**TASK DESCRIPTION**
Go through the data below and gather each line containing "text".

-------- WORKING DATA --------

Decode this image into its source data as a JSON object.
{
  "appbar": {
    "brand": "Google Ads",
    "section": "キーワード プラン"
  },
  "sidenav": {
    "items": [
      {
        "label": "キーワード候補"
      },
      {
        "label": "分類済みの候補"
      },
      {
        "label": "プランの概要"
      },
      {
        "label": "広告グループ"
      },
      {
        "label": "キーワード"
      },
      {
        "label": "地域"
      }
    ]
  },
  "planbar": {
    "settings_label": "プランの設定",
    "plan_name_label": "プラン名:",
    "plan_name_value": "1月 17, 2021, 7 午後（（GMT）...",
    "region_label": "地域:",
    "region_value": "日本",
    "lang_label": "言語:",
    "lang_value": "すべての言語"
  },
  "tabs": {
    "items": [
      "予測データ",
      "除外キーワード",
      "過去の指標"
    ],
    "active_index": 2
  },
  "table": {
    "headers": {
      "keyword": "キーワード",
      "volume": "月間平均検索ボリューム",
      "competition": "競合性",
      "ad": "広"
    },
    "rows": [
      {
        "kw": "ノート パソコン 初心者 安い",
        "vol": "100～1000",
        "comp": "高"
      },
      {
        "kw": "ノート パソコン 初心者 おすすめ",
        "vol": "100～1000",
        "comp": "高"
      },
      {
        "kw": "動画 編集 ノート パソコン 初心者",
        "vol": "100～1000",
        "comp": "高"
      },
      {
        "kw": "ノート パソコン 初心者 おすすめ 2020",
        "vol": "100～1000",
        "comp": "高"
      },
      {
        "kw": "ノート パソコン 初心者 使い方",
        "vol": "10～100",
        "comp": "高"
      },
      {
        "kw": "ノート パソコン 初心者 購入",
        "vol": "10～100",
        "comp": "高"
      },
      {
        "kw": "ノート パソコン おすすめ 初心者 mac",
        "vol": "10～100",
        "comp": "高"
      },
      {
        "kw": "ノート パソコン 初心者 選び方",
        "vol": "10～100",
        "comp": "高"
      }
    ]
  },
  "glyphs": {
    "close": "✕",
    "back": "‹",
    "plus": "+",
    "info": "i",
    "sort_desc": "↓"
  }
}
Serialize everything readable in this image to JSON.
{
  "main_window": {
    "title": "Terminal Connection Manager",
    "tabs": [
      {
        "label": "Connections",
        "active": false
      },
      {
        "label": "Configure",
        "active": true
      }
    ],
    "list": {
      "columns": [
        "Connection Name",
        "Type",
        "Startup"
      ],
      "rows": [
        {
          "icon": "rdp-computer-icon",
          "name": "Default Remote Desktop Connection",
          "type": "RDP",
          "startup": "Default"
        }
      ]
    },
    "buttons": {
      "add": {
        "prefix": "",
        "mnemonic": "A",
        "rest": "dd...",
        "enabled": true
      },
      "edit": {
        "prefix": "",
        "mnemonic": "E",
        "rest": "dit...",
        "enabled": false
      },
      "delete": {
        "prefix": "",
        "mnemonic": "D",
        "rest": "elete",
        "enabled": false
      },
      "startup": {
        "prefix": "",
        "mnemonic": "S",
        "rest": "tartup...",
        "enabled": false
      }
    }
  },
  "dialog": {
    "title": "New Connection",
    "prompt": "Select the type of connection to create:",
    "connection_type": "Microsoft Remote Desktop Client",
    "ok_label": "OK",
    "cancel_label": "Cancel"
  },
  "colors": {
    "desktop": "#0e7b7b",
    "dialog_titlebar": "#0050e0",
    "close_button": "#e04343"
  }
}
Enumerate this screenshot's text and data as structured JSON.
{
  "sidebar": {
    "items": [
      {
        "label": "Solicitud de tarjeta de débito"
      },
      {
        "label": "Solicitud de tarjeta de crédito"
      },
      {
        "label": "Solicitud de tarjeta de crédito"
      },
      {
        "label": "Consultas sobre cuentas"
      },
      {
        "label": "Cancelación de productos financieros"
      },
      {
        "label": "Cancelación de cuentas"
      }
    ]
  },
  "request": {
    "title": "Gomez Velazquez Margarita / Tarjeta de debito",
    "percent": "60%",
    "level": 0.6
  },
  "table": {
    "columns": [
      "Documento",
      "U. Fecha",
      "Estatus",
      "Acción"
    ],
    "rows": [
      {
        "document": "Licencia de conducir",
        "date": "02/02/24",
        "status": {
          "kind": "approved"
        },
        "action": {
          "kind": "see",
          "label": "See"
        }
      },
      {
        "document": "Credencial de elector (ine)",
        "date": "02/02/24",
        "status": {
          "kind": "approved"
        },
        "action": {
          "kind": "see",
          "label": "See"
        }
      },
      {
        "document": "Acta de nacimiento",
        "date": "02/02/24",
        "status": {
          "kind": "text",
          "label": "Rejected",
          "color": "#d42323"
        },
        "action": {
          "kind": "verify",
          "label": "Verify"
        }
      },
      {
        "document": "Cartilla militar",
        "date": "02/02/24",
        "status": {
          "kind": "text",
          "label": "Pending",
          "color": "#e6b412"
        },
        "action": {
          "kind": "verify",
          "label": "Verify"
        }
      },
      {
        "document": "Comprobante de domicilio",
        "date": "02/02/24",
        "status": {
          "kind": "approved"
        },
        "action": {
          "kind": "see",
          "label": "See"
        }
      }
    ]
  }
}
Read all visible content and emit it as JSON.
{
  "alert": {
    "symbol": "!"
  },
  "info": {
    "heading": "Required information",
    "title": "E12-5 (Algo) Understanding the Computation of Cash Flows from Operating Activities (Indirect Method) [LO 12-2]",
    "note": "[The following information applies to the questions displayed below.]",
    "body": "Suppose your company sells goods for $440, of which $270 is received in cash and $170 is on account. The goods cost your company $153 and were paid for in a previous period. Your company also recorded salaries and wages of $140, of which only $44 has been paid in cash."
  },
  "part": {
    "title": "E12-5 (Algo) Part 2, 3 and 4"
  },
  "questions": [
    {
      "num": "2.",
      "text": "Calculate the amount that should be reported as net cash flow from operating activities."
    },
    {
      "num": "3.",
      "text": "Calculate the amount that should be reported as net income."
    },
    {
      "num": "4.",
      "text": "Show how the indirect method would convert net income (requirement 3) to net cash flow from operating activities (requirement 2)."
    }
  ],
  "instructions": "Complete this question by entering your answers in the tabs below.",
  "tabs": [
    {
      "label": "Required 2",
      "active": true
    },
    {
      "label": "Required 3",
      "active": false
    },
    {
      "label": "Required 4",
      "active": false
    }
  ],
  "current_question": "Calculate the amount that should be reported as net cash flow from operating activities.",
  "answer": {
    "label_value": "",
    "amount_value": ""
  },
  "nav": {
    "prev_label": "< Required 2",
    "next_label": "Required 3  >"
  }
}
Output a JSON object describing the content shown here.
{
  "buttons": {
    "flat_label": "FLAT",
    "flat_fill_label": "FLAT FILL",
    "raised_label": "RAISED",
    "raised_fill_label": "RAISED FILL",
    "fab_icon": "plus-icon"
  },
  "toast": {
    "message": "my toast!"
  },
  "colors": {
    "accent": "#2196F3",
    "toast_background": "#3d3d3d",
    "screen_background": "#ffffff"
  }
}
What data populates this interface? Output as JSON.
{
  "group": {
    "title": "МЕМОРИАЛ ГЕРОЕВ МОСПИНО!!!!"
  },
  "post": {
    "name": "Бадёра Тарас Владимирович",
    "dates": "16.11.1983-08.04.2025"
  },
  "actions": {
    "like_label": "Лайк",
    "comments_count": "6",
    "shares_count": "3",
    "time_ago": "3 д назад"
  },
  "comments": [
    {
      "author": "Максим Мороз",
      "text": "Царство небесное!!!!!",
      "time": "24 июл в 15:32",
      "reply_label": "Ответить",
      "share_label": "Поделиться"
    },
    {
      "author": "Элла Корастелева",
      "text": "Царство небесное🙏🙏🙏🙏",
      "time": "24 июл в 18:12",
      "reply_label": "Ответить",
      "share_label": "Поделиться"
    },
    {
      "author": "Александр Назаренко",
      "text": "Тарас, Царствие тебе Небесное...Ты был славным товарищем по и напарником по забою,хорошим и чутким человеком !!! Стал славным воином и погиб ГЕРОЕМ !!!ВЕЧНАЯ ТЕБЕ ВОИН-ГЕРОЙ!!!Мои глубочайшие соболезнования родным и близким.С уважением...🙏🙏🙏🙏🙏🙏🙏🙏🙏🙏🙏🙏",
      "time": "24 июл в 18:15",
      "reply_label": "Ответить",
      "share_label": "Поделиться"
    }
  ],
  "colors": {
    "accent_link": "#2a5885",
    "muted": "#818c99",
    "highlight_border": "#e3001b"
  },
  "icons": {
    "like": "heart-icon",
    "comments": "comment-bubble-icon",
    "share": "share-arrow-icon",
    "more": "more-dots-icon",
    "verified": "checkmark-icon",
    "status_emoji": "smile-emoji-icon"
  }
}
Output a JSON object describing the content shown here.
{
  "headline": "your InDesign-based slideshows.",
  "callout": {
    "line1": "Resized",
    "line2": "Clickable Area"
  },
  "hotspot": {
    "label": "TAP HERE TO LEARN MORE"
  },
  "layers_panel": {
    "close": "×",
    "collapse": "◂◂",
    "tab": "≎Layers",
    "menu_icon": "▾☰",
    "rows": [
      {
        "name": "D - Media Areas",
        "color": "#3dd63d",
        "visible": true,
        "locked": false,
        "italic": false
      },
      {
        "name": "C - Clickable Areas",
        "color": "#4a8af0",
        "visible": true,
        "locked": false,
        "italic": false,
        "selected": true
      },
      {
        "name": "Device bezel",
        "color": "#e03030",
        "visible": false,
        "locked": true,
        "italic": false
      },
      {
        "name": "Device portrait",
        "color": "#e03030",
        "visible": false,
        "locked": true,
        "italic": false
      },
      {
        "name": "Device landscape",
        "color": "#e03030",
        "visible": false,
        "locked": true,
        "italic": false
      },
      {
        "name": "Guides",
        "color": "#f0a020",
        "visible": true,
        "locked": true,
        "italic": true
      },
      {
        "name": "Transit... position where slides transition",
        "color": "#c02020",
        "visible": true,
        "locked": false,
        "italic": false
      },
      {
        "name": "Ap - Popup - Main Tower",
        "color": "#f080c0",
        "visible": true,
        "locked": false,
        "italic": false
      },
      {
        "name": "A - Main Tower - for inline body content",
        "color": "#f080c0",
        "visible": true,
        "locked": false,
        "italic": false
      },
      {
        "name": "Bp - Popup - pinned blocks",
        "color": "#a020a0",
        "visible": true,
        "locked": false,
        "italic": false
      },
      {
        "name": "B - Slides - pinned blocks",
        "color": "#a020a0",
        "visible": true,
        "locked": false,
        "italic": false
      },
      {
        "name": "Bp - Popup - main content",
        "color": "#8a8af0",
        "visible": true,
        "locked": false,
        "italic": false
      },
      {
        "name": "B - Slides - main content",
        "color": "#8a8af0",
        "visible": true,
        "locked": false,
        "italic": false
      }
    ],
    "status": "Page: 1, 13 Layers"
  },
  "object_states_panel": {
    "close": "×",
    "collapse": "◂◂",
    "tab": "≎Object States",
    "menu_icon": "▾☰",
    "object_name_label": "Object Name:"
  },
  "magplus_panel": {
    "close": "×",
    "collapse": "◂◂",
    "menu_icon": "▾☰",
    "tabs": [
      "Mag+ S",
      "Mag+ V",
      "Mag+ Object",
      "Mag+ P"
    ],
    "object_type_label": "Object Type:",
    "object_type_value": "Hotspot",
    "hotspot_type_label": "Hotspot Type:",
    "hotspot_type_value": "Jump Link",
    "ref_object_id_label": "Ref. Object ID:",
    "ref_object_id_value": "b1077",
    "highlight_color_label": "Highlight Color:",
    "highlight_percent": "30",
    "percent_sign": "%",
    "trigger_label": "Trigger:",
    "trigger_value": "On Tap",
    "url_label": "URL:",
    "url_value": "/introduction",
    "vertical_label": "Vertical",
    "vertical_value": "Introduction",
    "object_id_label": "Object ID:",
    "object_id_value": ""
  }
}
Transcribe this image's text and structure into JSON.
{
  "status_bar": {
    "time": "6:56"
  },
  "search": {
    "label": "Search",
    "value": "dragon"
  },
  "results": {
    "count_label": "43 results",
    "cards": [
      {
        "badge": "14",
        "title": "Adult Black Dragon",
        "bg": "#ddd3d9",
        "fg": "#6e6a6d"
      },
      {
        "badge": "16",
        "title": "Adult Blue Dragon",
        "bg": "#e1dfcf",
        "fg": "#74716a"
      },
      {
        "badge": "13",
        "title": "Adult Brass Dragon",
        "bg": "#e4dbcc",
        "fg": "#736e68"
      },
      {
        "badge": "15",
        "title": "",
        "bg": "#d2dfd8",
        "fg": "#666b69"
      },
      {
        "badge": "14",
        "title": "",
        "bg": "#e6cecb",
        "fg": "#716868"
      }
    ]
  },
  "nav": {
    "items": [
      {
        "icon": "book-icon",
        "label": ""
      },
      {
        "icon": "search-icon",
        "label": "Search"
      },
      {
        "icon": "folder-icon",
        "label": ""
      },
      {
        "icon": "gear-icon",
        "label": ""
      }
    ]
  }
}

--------

**WRITTEN ANSWER**
Enumerate this screenshot's text and data as structured JSON.
          "kind": "text",
          "kind": "text",
      "text": "Calculate the amount that should be reported as net cash flow from operating activities."
      "text": "Calculate the amount that should be reported as net income."
      "text": "Show how the indirect method would convert net income (requirement 3) to net cash flow from operating activities (requirement 2)."
      "text": "Царство небесное!!!!!",
      "text": "Царство небесное🙏🙏🙏🙏",
      "text": "Тарас, Царствие тебе Небесное...Ты был славным товарищем по и напарником по забою,хорошим и чутким человеком !!! Стал славным воином и погиб ГЕРОЕМ !!!ВЕЧНАЯ ТЕБЕ ВОИН-ГЕРОЙ!!!Мои глубочайшие соболезнования родным и близким.С уважением...🙏🙏🙏🙏🙏🙏🙏🙏🙏🙏🙏🙏",
Transcribe this image's text and structure into JSON.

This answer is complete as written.